▸ **EXERCISE AIM**
Which lines of the entries contain the string "time"? Copy each of them.

▸ **SUPPLIED DATA**
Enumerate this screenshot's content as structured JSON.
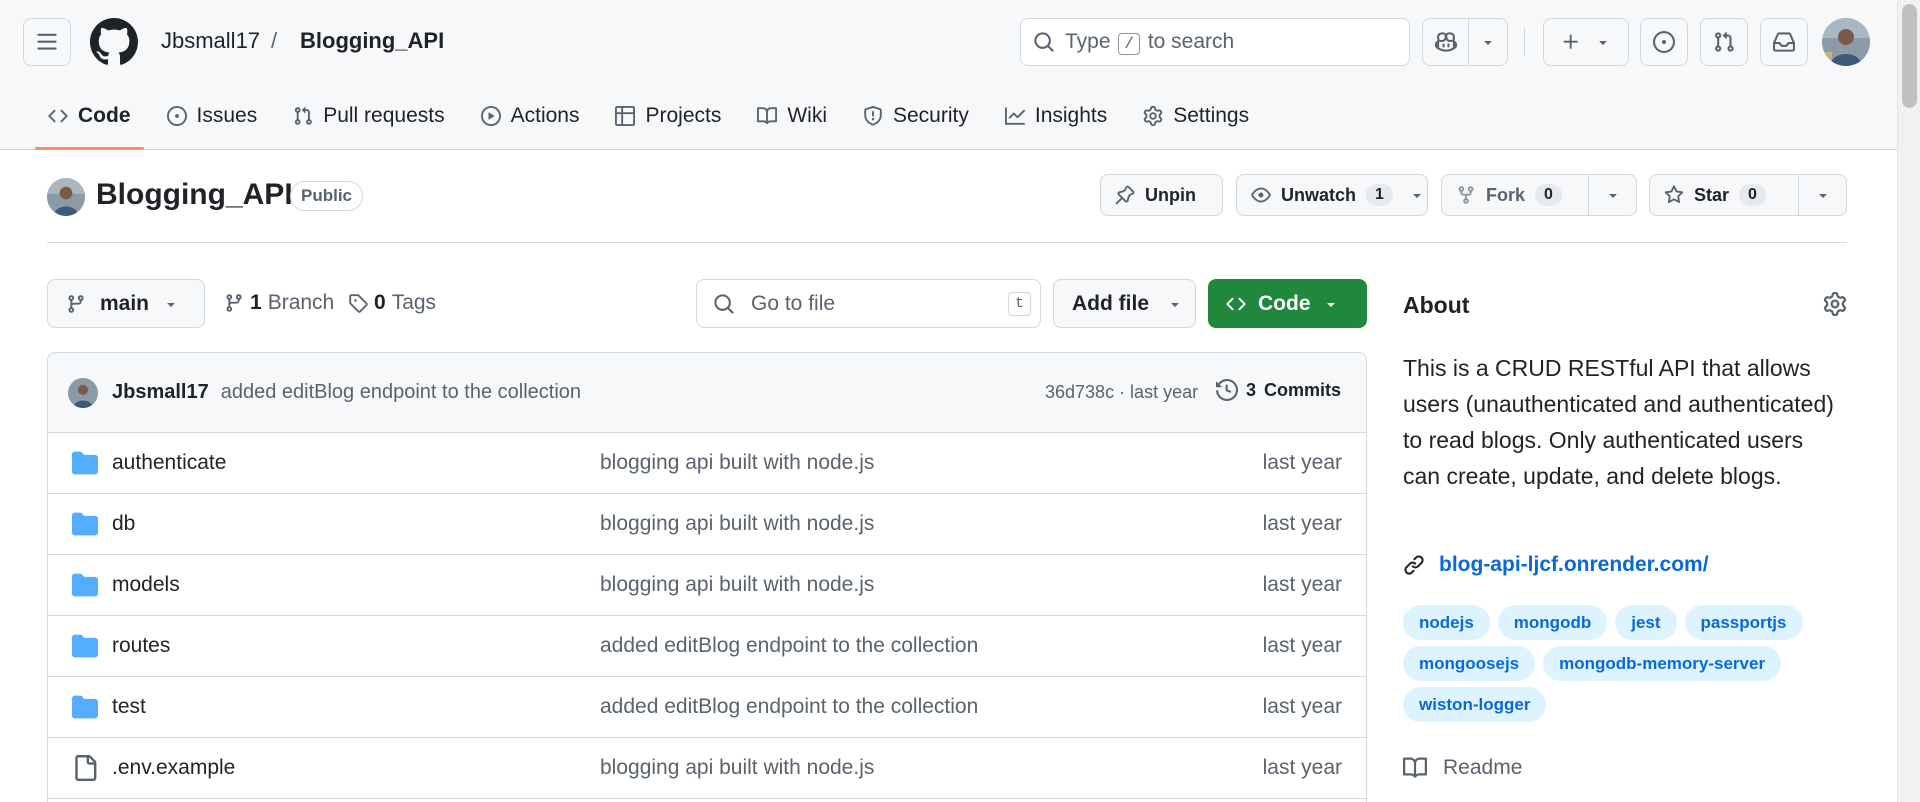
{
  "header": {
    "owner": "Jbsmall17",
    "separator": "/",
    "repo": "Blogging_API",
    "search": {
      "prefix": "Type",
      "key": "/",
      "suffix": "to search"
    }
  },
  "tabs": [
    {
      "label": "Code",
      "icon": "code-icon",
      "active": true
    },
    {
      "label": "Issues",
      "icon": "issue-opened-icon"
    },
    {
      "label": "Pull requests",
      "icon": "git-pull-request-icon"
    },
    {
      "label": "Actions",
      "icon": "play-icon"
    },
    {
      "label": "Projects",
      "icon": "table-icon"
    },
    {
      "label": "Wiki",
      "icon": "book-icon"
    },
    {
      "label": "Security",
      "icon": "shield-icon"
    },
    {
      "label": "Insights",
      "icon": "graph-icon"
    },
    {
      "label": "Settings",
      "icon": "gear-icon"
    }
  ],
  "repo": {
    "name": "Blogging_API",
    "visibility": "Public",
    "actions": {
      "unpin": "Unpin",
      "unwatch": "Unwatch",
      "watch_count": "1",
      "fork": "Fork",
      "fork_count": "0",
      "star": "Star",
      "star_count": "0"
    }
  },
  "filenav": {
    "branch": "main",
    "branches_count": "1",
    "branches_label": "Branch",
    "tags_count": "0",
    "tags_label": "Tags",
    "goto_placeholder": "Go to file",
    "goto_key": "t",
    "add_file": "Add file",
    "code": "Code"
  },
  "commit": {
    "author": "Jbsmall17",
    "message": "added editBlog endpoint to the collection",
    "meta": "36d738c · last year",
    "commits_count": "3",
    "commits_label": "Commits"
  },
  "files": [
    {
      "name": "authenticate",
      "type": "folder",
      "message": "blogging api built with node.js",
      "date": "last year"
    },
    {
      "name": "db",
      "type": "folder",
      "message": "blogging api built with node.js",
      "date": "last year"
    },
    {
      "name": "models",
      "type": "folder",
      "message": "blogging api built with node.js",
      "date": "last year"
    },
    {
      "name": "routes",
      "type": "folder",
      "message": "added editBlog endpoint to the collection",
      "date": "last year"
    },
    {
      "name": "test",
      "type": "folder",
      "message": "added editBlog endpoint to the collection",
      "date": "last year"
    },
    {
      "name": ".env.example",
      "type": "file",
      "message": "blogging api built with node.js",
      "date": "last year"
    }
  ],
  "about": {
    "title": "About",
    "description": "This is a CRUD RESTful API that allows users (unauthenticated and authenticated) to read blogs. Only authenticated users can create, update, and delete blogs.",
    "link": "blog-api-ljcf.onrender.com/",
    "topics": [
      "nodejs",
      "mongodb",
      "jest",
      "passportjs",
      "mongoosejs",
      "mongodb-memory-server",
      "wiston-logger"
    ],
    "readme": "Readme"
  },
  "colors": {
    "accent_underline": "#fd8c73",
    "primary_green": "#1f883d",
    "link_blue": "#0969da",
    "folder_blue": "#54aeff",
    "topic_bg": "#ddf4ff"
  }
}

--

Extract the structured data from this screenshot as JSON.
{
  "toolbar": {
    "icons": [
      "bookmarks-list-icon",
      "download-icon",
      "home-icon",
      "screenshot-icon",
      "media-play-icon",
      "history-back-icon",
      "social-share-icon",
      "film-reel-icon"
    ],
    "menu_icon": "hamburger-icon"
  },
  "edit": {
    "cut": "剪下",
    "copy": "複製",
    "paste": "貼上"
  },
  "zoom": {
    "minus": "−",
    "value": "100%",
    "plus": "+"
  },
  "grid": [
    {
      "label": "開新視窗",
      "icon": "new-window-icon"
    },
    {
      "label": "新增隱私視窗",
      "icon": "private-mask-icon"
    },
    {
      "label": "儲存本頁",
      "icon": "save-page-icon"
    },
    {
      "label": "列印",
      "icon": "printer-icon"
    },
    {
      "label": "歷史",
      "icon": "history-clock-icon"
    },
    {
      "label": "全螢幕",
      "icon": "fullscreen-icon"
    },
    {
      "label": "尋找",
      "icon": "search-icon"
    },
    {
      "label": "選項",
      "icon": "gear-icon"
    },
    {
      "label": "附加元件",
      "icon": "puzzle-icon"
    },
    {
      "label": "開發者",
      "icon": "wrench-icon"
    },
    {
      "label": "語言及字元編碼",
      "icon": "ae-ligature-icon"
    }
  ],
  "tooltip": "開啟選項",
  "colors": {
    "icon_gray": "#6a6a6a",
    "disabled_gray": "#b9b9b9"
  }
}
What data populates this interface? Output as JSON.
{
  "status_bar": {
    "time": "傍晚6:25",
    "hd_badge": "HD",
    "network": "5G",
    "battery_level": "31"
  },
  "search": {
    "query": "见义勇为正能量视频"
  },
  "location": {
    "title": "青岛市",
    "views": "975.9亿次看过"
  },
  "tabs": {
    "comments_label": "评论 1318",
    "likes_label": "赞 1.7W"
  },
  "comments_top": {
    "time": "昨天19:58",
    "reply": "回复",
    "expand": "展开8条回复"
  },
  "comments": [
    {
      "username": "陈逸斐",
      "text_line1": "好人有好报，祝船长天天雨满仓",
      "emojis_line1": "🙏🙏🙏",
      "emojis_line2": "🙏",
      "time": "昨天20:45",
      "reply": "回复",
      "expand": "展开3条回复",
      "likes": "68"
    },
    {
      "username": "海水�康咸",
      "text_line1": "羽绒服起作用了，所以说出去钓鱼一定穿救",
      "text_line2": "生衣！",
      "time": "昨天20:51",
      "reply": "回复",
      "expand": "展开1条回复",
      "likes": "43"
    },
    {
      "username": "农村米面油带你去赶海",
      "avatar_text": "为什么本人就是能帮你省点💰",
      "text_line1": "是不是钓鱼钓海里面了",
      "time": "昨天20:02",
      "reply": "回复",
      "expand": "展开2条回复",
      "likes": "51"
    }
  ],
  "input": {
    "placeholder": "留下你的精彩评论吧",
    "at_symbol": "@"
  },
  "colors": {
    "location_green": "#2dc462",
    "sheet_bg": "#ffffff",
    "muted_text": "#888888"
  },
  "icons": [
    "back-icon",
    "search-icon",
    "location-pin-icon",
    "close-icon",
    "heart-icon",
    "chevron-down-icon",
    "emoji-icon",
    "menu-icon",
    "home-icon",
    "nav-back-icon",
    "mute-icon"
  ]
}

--

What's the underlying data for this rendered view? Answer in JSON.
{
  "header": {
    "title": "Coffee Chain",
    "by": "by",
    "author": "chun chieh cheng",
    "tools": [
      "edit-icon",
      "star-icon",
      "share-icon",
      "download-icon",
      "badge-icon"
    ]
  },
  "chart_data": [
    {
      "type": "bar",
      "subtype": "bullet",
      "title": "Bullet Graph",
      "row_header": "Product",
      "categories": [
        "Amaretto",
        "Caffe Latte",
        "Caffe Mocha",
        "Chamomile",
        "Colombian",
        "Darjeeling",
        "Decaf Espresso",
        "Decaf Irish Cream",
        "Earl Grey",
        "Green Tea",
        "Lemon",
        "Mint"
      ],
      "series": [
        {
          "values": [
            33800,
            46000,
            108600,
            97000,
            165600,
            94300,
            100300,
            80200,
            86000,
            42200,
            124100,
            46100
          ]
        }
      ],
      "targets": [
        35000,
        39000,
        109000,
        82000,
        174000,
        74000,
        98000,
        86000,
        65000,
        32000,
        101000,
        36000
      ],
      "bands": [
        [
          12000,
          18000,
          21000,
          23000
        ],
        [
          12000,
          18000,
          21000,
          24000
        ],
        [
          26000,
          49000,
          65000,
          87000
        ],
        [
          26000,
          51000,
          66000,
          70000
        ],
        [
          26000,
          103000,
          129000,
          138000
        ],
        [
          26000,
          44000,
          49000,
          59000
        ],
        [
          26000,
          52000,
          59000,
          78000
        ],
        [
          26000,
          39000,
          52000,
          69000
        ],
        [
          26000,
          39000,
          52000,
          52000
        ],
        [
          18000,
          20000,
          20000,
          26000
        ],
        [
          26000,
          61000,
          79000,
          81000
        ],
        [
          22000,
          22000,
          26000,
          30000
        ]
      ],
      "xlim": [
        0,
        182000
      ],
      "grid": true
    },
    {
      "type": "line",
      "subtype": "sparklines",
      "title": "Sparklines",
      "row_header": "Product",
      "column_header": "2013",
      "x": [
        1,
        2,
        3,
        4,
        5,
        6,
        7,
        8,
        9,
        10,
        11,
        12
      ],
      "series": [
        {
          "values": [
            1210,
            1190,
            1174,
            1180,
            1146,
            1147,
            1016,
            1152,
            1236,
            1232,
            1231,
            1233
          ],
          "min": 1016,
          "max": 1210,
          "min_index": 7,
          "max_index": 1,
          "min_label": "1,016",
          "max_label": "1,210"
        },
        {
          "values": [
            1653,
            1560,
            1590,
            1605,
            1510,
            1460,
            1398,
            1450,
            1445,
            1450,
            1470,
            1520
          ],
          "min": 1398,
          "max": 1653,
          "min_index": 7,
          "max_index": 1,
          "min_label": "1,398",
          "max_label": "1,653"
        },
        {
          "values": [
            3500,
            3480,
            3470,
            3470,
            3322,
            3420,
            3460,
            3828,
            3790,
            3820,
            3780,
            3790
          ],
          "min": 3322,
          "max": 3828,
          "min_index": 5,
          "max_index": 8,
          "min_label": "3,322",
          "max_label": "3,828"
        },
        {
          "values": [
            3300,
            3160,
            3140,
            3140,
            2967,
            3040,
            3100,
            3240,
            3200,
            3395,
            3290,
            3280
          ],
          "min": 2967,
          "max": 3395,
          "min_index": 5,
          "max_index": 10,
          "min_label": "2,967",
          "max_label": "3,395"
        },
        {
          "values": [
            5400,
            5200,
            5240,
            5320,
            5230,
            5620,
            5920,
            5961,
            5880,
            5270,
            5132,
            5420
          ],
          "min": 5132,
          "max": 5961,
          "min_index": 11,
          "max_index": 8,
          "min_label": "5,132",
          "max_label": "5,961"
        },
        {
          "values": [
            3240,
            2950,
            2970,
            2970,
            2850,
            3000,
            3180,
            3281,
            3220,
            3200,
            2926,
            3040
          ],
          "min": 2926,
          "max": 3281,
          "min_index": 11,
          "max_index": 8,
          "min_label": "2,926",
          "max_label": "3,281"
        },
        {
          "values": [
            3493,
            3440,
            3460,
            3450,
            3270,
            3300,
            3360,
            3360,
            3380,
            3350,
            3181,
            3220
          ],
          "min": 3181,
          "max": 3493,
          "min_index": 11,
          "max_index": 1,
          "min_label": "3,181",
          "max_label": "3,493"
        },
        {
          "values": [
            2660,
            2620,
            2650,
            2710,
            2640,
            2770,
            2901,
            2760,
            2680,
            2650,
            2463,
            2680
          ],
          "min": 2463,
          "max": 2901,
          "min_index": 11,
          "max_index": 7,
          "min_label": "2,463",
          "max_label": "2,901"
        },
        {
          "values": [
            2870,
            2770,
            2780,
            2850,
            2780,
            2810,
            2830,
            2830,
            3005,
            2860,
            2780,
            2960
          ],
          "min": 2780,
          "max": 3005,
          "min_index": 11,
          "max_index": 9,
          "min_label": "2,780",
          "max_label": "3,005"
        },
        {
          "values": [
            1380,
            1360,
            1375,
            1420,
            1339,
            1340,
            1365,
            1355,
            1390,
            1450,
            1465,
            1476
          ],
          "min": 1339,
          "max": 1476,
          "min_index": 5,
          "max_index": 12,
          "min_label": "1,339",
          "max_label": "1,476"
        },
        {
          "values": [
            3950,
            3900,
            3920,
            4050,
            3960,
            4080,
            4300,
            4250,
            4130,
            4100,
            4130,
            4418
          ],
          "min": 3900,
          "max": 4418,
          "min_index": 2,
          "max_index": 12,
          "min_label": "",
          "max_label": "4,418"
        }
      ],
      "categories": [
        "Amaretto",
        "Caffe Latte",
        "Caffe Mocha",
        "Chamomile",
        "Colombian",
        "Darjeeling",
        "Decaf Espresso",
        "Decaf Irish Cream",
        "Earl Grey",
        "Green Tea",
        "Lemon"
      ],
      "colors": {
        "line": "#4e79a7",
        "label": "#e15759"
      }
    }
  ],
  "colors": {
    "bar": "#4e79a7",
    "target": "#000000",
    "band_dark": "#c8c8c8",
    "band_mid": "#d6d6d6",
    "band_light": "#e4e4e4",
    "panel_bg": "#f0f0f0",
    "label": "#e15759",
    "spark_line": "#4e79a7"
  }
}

▸ **THE ANSWER**
    "time": "傍晚6:25",
    "time": "昨天19:58",
      "time": "昨天20:45",
      "time": "昨天20:51",
      "time": "昨天20:02",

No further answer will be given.